Retrieve every line of the data holding the word "Employement".
::: Source material :::
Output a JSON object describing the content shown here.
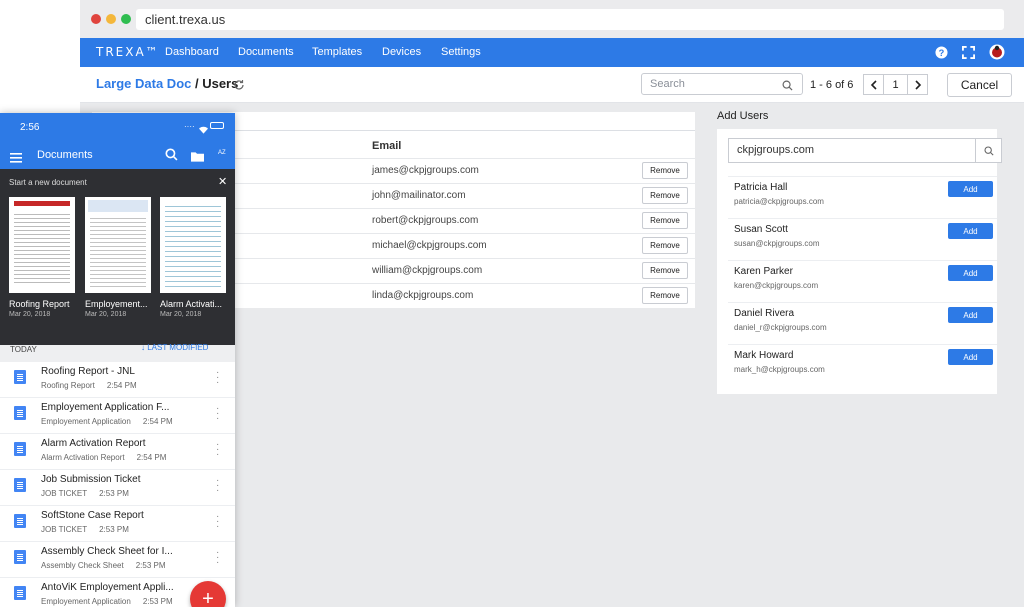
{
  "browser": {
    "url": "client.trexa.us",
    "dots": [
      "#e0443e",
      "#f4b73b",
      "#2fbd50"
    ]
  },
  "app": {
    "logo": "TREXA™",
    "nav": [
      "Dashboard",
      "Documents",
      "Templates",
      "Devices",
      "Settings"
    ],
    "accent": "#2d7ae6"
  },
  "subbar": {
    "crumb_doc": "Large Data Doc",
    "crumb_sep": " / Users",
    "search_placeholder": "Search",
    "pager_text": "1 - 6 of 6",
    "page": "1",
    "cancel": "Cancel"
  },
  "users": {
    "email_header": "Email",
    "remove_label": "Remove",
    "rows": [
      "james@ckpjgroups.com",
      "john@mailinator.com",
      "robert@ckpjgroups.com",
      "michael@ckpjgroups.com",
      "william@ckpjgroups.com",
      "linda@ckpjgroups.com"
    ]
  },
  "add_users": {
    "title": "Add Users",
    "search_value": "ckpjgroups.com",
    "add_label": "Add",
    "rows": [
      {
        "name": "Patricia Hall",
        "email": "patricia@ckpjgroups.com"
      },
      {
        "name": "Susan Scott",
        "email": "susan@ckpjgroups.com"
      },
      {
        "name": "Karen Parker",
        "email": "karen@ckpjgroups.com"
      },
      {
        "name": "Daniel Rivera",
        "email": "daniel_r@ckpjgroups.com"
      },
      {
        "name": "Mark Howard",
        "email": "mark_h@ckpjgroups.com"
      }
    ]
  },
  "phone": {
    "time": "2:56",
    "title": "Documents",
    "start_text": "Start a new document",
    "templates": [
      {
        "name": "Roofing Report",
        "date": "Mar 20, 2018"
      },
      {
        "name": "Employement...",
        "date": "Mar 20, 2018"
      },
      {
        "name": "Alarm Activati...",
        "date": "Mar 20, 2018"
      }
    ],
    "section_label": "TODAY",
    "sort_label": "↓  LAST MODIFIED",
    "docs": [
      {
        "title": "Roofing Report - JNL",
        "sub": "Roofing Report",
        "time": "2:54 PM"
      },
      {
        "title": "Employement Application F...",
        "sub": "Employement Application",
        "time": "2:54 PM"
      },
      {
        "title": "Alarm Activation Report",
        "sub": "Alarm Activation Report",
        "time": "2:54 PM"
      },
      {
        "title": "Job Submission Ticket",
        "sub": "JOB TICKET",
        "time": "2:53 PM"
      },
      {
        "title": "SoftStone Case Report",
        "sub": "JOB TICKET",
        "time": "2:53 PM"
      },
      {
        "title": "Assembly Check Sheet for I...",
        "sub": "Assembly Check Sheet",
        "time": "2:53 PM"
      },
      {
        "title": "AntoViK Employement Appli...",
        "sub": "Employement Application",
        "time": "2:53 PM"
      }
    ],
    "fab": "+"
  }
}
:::
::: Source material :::
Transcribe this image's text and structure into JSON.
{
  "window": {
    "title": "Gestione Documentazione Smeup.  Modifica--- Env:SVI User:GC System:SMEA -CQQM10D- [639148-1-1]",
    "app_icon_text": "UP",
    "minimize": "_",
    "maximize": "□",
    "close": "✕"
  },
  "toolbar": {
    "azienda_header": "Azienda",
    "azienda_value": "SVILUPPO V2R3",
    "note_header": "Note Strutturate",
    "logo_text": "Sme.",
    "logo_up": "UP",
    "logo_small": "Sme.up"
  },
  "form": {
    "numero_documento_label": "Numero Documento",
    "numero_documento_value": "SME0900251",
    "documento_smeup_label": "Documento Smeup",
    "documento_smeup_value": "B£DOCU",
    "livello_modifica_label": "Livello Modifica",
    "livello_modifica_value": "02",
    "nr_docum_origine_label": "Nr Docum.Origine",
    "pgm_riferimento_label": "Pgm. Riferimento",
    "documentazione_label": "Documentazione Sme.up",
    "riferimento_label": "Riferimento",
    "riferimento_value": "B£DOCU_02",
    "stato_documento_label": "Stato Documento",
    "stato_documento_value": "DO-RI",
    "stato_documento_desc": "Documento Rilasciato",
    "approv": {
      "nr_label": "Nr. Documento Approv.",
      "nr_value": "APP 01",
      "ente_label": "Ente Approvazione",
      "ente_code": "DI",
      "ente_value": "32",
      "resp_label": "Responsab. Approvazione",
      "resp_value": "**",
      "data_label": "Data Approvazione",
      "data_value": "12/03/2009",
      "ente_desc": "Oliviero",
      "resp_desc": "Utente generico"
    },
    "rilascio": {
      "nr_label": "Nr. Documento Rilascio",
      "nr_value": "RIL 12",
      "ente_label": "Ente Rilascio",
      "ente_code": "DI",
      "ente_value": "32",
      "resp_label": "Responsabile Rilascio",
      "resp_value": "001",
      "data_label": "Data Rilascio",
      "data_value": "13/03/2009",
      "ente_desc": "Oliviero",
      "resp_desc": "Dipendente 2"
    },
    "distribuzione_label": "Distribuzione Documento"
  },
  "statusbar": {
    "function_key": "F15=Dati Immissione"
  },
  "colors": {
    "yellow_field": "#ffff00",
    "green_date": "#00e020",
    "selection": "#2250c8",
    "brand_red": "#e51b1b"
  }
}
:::
*Output for this exercise*
        "name": "Employement...",
        "title": "Employement Application F...",
        "sub": "Employement Application",
        "title": "AntoViK Employement Appli...",
        "sub": "Employement Application",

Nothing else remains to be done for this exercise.